-- Exercise directions --
Each entry that follows is to be copied exactly, minus any pictures.

Page and application data records
───

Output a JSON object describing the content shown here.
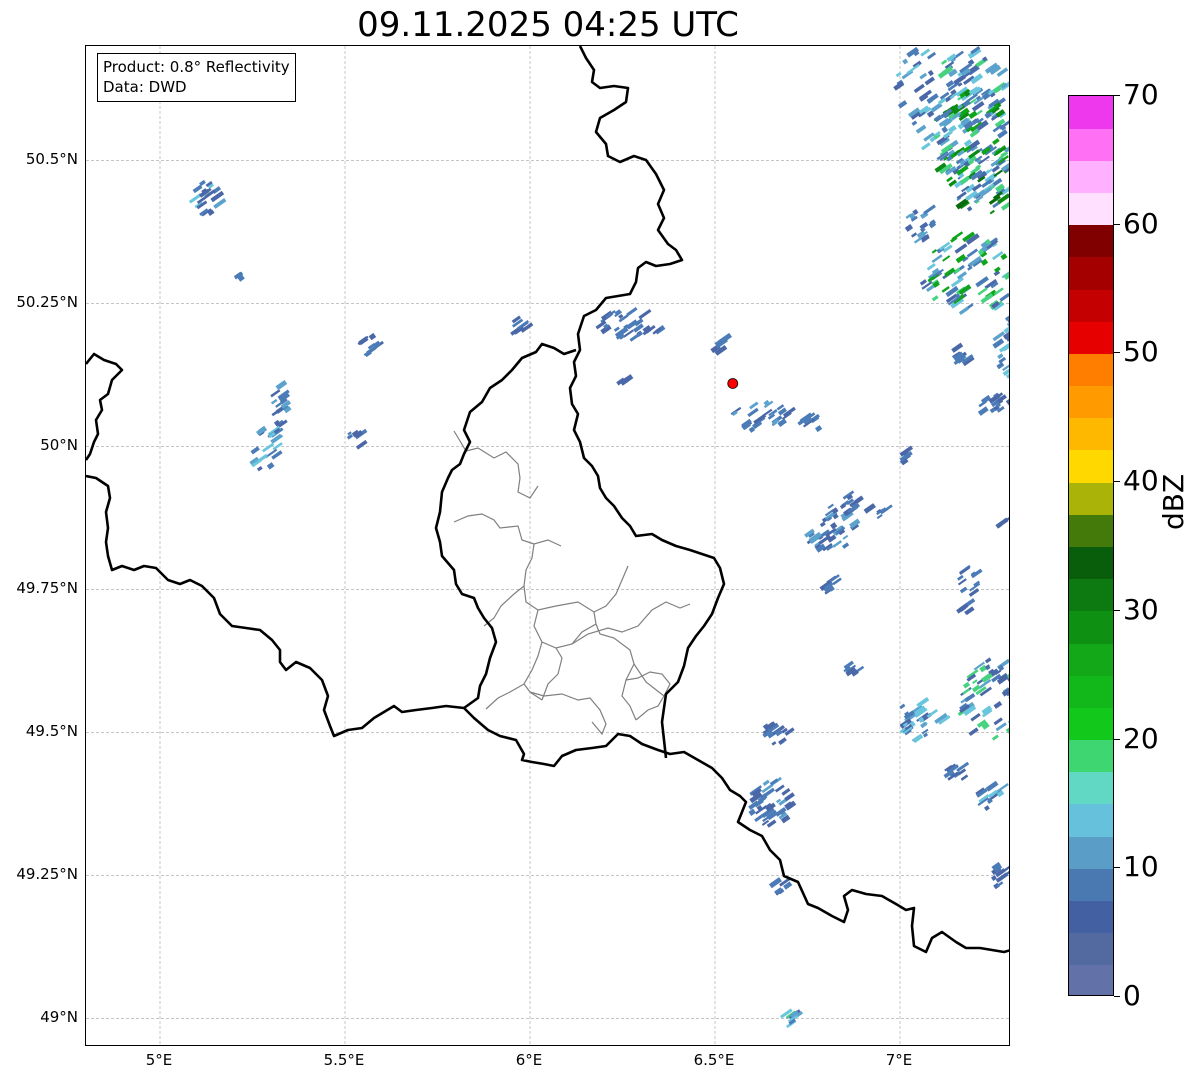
{
  "title": "09.11.2025 04:25 UTC",
  "info": {
    "product": "Product: 0.8° Reflectivity",
    "data_source": "Data: DWD"
  },
  "map": {
    "lon_range": [
      4.8,
      7.3
    ],
    "lat_range": [
      48.95,
      50.7
    ],
    "lon_ticks": [
      {
        "value": 5.0,
        "label": "5°E"
      },
      {
        "value": 5.5,
        "label": "5.5°E"
      },
      {
        "value": 6.0,
        "label": "6°E"
      },
      {
        "value": 6.5,
        "label": "6.5°E"
      },
      {
        "value": 7.0,
        "label": "7°E"
      }
    ],
    "lat_ticks": [
      {
        "value": 50.5,
        "label": "50.5°N"
      },
      {
        "value": 50.25,
        "label": "50.25°N"
      },
      {
        "value": 50.0,
        "label": "50°N"
      },
      {
        "value": 49.75,
        "label": "49.75°N"
      },
      {
        "value": 49.5,
        "label": "49.5°N"
      },
      {
        "value": 49.25,
        "label": "49.25°N"
      },
      {
        "value": 49.0,
        "label": "49°N"
      }
    ],
    "radar_site": {
      "lon": 6.548,
      "lat": 50.11,
      "color": "#ff0000"
    },
    "border_color": "#000000",
    "district_color": "#808080",
    "grid_color": "#b0b0b0"
  },
  "colorbar": {
    "label": "dBZ",
    "min": 0,
    "max": 70,
    "step": 2.5,
    "tick_labels": [
      "0",
      "10",
      "20",
      "30",
      "40",
      "50",
      "60",
      "70"
    ],
    "tick_values": [
      0,
      10,
      20,
      30,
      40,
      50,
      60,
      70
    ],
    "colors": [
      "#6272a8",
      "#526aa0",
      "#4260a2",
      "#4a78b0",
      "#5a9ec8",
      "#66c2dc",
      "#60d8c4",
      "#3ed670",
      "#12c81a",
      "#12b81a",
      "#12a818",
      "#0e9012",
      "#0c7a10",
      "#085e0a",
      "#447a0a",
      "#aab408",
      "#ffd800",
      "#ffb800",
      "#ff9a00",
      "#ff7e00",
      "#e60000",
      "#c40000",
      "#a40000",
      "#800000",
      "#ffe0ff",
      "#ffb0ff",
      "#ff70f4",
      "#ee38ee"
    ]
  },
  "precip_colors": [
    "#4a68a8",
    "#4b7cb8",
    "#5ba2cc",
    "#6ac6dc",
    "#46d27e",
    "#0fa51a",
    "#0b8a14",
    "#086c0e"
  ]
}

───

-- Response area --
Output a JSON object describing the content shown here.
{
  "title": "09.11.2025 04:25 UTC",
  "info": {
    "product": "Product: 0.8° Reflectivity",
    "data_source": "Data: DWD"
  },
  "map": {
    "lon_range": [
      4.8,
      7.3
    ],
    "lat_range": [
      48.95,
      50.7
    ],
    "lon_ticks": [
      {
        "value": 5.0,
        "label": "5°E"
      },
      {
        "value": 5.5,
        "label": "5.5°E"
      },
      {
        "value": 6.0,
        "label": "6°E"
      },
      {
        "value": 6.5,
        "label": "6.5°E"
      },
      {
        "value": 7.0,
        "label": "7°E"
      }
    ],
    "lat_ticks": [
      {
        "value": 50.5,
        "label": "50.5°N"
      },
      {
        "value": 50.25,
        "label": "50.25°N"
      },
      {
        "value": 50.0,
        "label": "50°N"
      },
      {
        "value": 49.75,
        "label": "49.75°N"
      },
      {
        "value": 49.5,
        "label": "49.5°N"
      },
      {
        "value": 49.25,
        "label": "49.25°N"
      },
      {
        "value": 49.0,
        "label": "49°N"
      }
    ],
    "radar_site": {
      "lon": 6.548,
      "lat": 50.11,
      "color": "#ff0000"
    },
    "border_color": "#000000",
    "district_color": "#808080",
    "grid_color": "#b0b0b0"
  },
  "colorbar": {
    "label": "dBZ",
    "min": 0,
    "max": 70,
    "step": 2.5,
    "tick_labels": [
      "0",
      "10",
      "20",
      "30",
      "40",
      "50",
      "60",
      "70"
    ],
    "tick_values": [
      0,
      10,
      20,
      30,
      40,
      50,
      60,
      70
    ],
    "colors": [
      "#6272a8",
      "#526aa0",
      "#4260a2",
      "#4a78b0",
      "#5a9ec8",
      "#66c2dc",
      "#60d8c4",
      "#3ed670",
      "#12c81a",
      "#12b81a",
      "#12a818",
      "#0e9012",
      "#0c7a10",
      "#085e0a",
      "#447a0a",
      "#aab408",
      "#ffd800",
      "#ffb800",
      "#ff9a00",
      "#ff7e00",
      "#e60000",
      "#c40000",
      "#a40000",
      "#800000",
      "#ffe0ff",
      "#ffb0ff",
      "#ff70f4",
      "#ee38ee"
    ]
  },
  "precip_colors": [
    "#4a68a8",
    "#4b7cb8",
    "#5ba2cc",
    "#6ac6dc",
    "#46d27e",
    "#0fa51a",
    "#0b8a14",
    "#086c0e"
  ]
}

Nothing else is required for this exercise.